O'BRIEN: How long did it take you to get to them?
HARBISON: I really don't know. It seemed like an eternity to me.
O'BRIEN: What had happened by the time rescue workers showed up?
HARBISON: The first one, the young girl, we were able to pull her out -- she was fabulous. She was able to help out quite a bit in getting herself out, once we were able to move quite a bit of the wreckage. So I put her on my back and carried her out piggy back and handed her off to someone else and then jumped back in looking for another woman. And this time a couple of law enforcement officers were with me to help me and we were just digging and digging and I finally found the second woman -- got down to her -- was actually able to look her in the eye -- make eye contact and hold her hand and say, "I'm here, we're not going to leave you. We're going to get you out."
And right around that time, the professionals -- the rescue team -- had come -- the fire department with all their tools and all their training and good equipment. I wasn't exactly dressed for the occasion.
O'BRIEN: What kind of shape were the woman and the girl in?
HARBISON: The young girl was pinned in -- she was very contorted in the position that she was in -- the young girl. The other woman she was laying flat on her back and her only complaint at the time was leg pain -- no difficulty breathing or anything. She was having a lot of leg pain and some numbness in one of her legs.
O'BRIEN: Did you have any warning?

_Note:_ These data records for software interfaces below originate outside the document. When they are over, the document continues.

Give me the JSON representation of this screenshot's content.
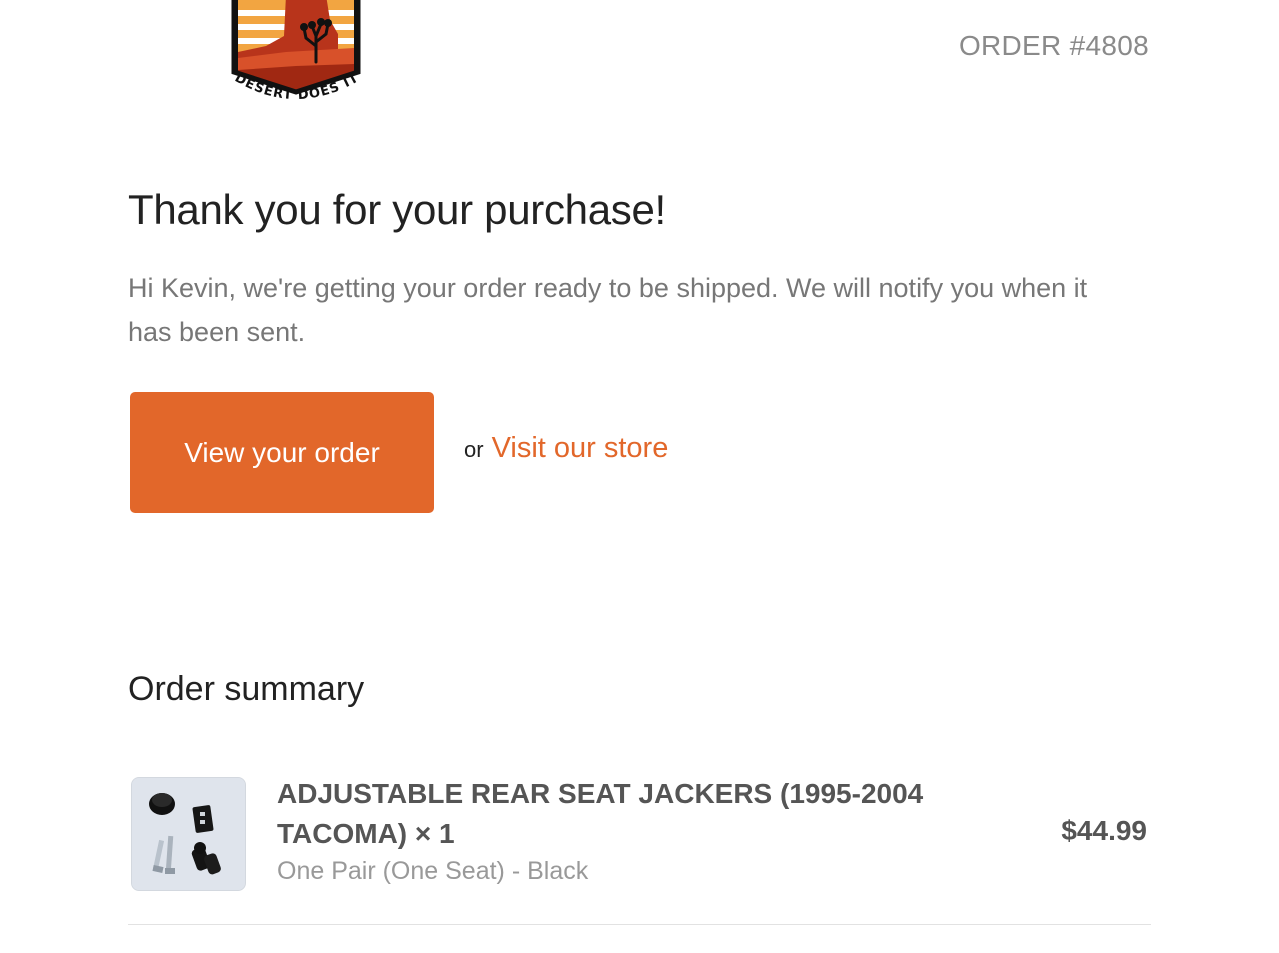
{
  "header": {
    "logo_text": "DESERT DOES IT",
    "order_number": "ORDER #4808"
  },
  "main": {
    "title": "Thank you for your purchase!",
    "message": "Hi Kevin, we're getting your order ready to be shipped. We will notify you when it has been sent.",
    "view_order_label": "View your order",
    "or_text": "or",
    "visit_store_label": "Visit our store"
  },
  "summary": {
    "title": "Order summary",
    "items": [
      {
        "name": "ADJUSTABLE REAR SEAT JACKERS (1995-2004 TACOMA) × 1",
        "variant": "One Pair (One Seat) - Black",
        "price": "$44.99",
        "thumbnail_icon": "seat-jacker-parts-image"
      }
    ]
  },
  "colors": {
    "accent": "#e2672a",
    "title": "#222222",
    "muted": "#777777"
  }
}
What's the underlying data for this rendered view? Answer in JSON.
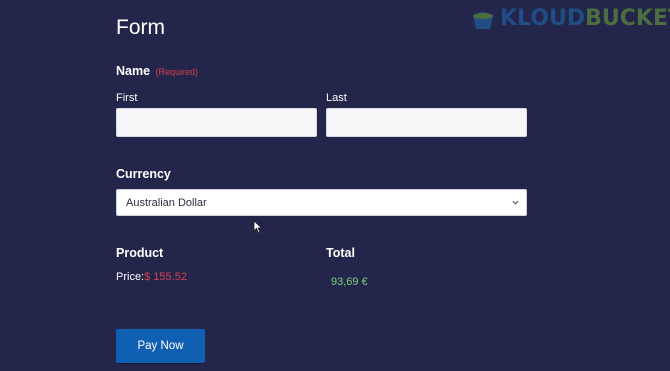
{
  "logo": {
    "part1": "KLOUD",
    "part2": "BUCKET"
  },
  "form": {
    "title": "Form",
    "name_label": "Name",
    "required_text": "(Required)",
    "first_label": "First",
    "last_label": "Last",
    "first_value": "",
    "last_value": "",
    "currency_label": "Currency",
    "currency_selected": "Australian Dollar",
    "product_label": "Product",
    "total_label": "Total",
    "price_prefix": "Price:",
    "price_value": "$ 155.52",
    "total_value": "93,69 €",
    "pay_button": "Pay Now"
  },
  "colors": {
    "background": "#23254a",
    "required": "#d6404c",
    "price": "#d6404c",
    "total": "#7fd07b",
    "button": "#0f5fb3"
  }
}
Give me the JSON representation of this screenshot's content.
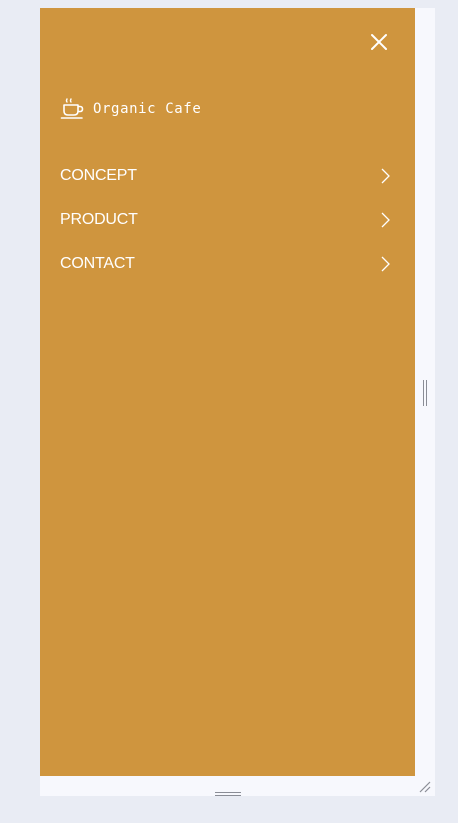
{
  "menu": {
    "logo_text": "Organic Cafe",
    "logo_icon": "coffee-cup-icon",
    "close_icon": "close-icon",
    "items": [
      {
        "label": "CONCEPT",
        "icon": "chevron-right-icon"
      },
      {
        "label": "PRODUCT",
        "icon": "chevron-right-icon"
      },
      {
        "label": "CONTACT",
        "icon": "chevron-right-icon"
      }
    ]
  },
  "colors": {
    "panel_background": "#cf953e",
    "page_background": "#e9ecf4",
    "frame_background": "#f7f8fd",
    "text": "#ffffff"
  }
}
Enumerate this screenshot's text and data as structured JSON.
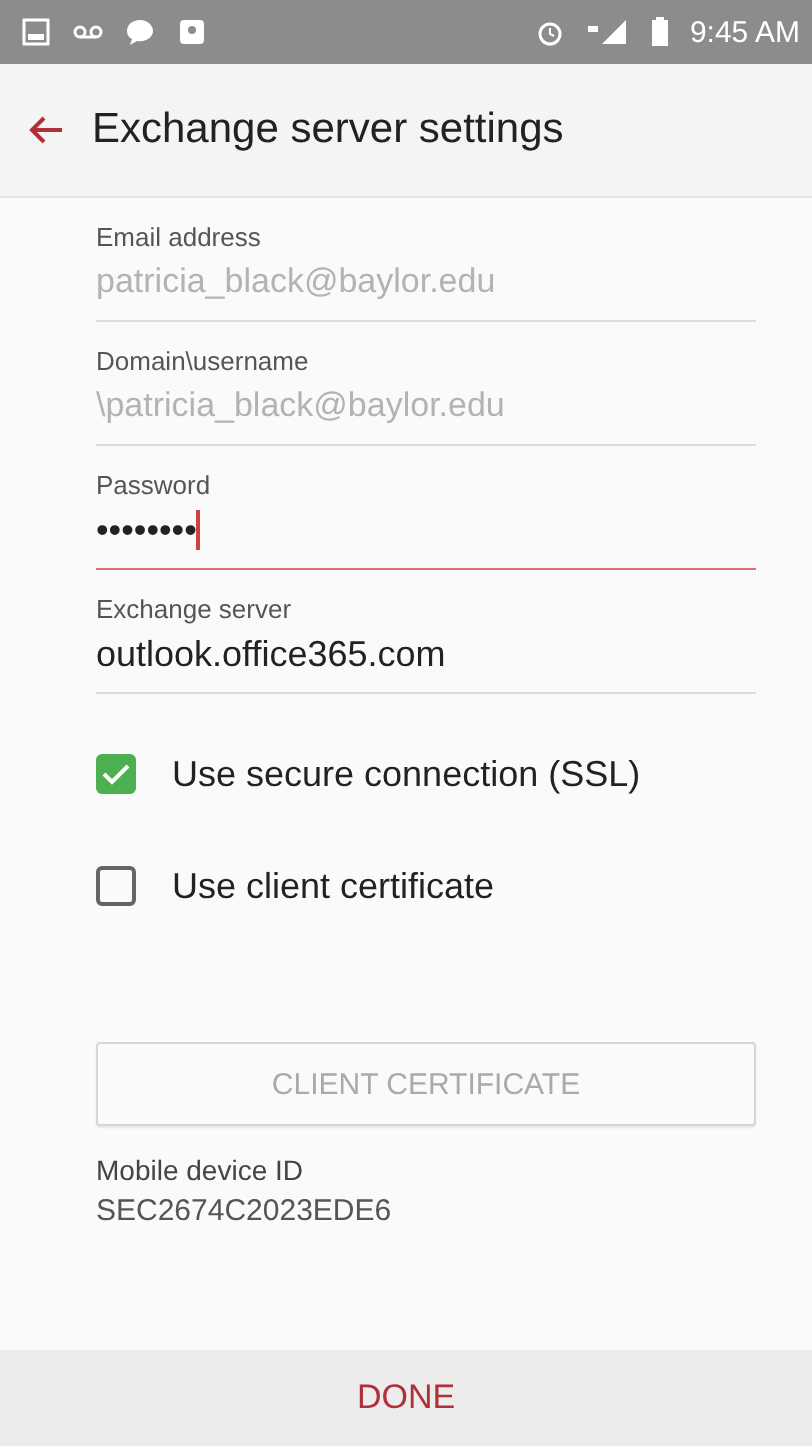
{
  "status_bar": {
    "time": "9:45 AM"
  },
  "header": {
    "title": "Exchange server settings"
  },
  "fields": [
    {
      "label": "Email address",
      "value": "patricia_black@baylor.edu",
      "disabled": true,
      "focused": false
    },
    {
      "label": "Domain\\username",
      "value": "\\patricia_black@baylor.edu",
      "disabled": true,
      "focused": false
    },
    {
      "label": "Password",
      "value": "••••••••",
      "disabled": false,
      "focused": true
    },
    {
      "label": "Exchange server",
      "value": "outlook.office365.com",
      "disabled": false,
      "focused": false
    }
  ],
  "checkboxes": [
    {
      "label": "Use secure connection (SSL)",
      "checked": true
    },
    {
      "label": "Use client certificate",
      "checked": false
    }
  ],
  "certificate_button": {
    "label": "CLIENT CERTIFICATE",
    "disabled": true
  },
  "device_id": {
    "label": "Mobile device ID",
    "value": "SEC2674C2023EDE6"
  },
  "footer": {
    "button": "DONE"
  }
}
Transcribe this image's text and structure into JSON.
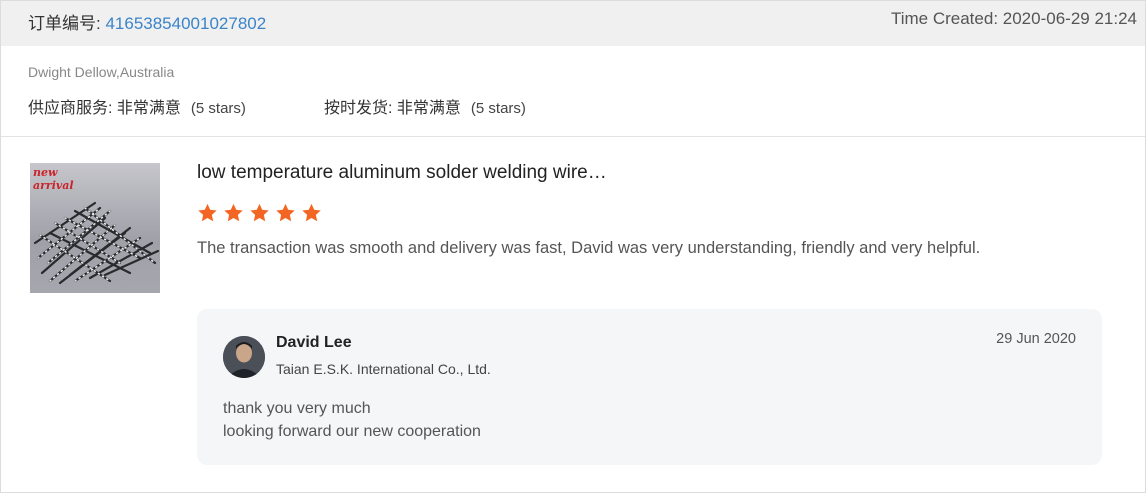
{
  "order": {
    "label": "订单编号: ",
    "number": "41653854001027802",
    "time_created": "Time Created: 2020-06-29 21:24"
  },
  "buyer": {
    "name_location": "Dwight Dellow,Australia"
  },
  "ratings": [
    {
      "label": "供应商服务: ",
      "value": "非常满意",
      "stars": "(5 stars)",
      "level": 5
    },
    {
      "label": "按时发货: ",
      "value": "非常满意",
      "stars": "(5 stars)",
      "level": 5
    }
  ],
  "product": {
    "image_text": [
      "new",
      "arrival"
    ],
    "title": "low temperature aluminum solder welding wire…",
    "star_rating": 5,
    "star_color": "#f26522",
    "review": "The transaction was smooth and delivery was fast, David was very understanding, friendly and very helpful."
  },
  "reply": {
    "name": "David Lee",
    "company": "Taian E.S.K. International Co., Ltd.",
    "date": "29 Jun 2020",
    "lines": [
      "thank you very much",
      "looking forward our new cooperation"
    ]
  },
  "colors": {
    "link_blue": "#3a84c9",
    "header_bg": "#f0f0f0",
    "reply_bg": "#f5f6f8"
  }
}
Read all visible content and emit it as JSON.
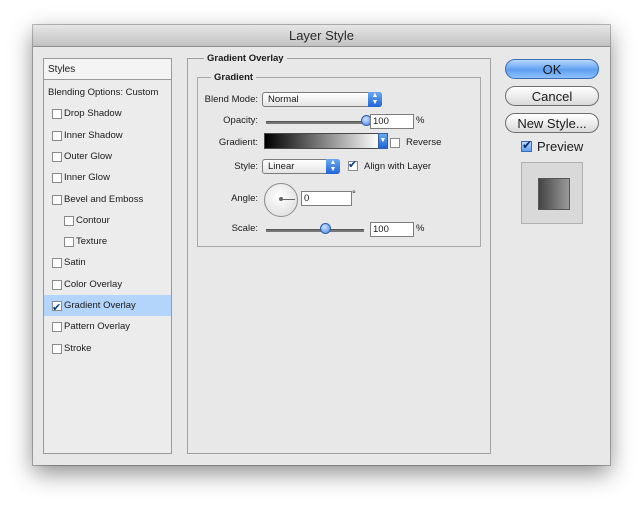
{
  "window": {
    "title": "Layer Style"
  },
  "sidebar": {
    "header": "Styles",
    "items": [
      {
        "label": "Blending Options: Custom",
        "checkbox": false,
        "checked": false,
        "indent": false,
        "selected": false
      },
      {
        "label": "Drop Shadow",
        "checkbox": true,
        "checked": false,
        "indent": false,
        "selected": false
      },
      {
        "label": "Inner Shadow",
        "checkbox": true,
        "checked": false,
        "indent": false,
        "selected": false
      },
      {
        "label": "Outer Glow",
        "checkbox": true,
        "checked": false,
        "indent": false,
        "selected": false
      },
      {
        "label": "Inner Glow",
        "checkbox": true,
        "checked": false,
        "indent": false,
        "selected": false
      },
      {
        "label": "Bevel and Emboss",
        "checkbox": true,
        "checked": false,
        "indent": false,
        "selected": false
      },
      {
        "label": "Contour",
        "checkbox": true,
        "checked": false,
        "indent": true,
        "selected": false
      },
      {
        "label": "Texture",
        "checkbox": true,
        "checked": false,
        "indent": true,
        "selected": false
      },
      {
        "label": "Satin",
        "checkbox": true,
        "checked": false,
        "indent": false,
        "selected": false
      },
      {
        "label": "Color Overlay",
        "checkbox": true,
        "checked": false,
        "indent": false,
        "selected": false
      },
      {
        "label": "Gradient Overlay",
        "checkbox": true,
        "checked": true,
        "indent": false,
        "selected": true
      },
      {
        "label": "Pattern Overlay",
        "checkbox": true,
        "checked": false,
        "indent": false,
        "selected": false
      },
      {
        "label": "Stroke",
        "checkbox": true,
        "checked": false,
        "indent": false,
        "selected": false
      }
    ]
  },
  "panel": {
    "title": "Gradient Overlay",
    "group_title": "Gradient",
    "blend_mode": {
      "label": "Blend Mode:",
      "value": "Normal"
    },
    "opacity": {
      "label": "Opacity:",
      "value": "100",
      "unit": "%",
      "level_percent": 100
    },
    "gradient": {
      "label": "Gradient:",
      "start_color": "#000000",
      "end_color": "#ffffff",
      "reverse_label": "Reverse",
      "reverse_checked": false
    },
    "style": {
      "label": "Style:",
      "value": "Linear",
      "align_label": "Align with Layer",
      "align_checked": true
    },
    "angle": {
      "label": "Angle:",
      "value": "0",
      "unit": "°"
    },
    "scale": {
      "label": "Scale:",
      "value": "100",
      "unit": "%",
      "level_percent": 60
    }
  },
  "buttons": {
    "ok": "OK",
    "cancel": "Cancel",
    "new_style": "New Style...",
    "preview_label": "Preview",
    "preview_checked": true
  },
  "colors": {
    "selection": "#b3d4fb",
    "accent": "#3d82e6"
  }
}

HARBISON: No. This came without warning. Obviously there was a mudslide 10 years ago and -- that one -- they did have warning for. They kind of knew that that one was going to happen. And it happened a lot slower. That slide, I'm told, people could outrun as it was coming down. The one yesterday just happened so quickly -- it was over in about 15 seconds.
O'BRIEN: Give us a sense of what the neighborhood looks like now.
HARBISON: It used to be a cute, little seaside community here. And it just has a giant tear right down the middle of it with probably 15 feet deep with dirt in the back spreading halfway through the town, basically. Just rubble and the remains of what used to be people's homes.
O'BRIEN: How were you evacuated from La Conchita?
HARBISON: I was just told, that everybody needs to evacuate and I was quite a bit shaken by that point. I think I just kind of wandered around my house in the dark for a little while thinking, What does one take? I actually just moved to La Conchita about a month ago. I just purchased my first home and so a lot of my stuff is still packed. So I wasn't quite sure what to grab, wasn't quite sure what was in the box anymore. So I just kind of grabbed some clothes and went.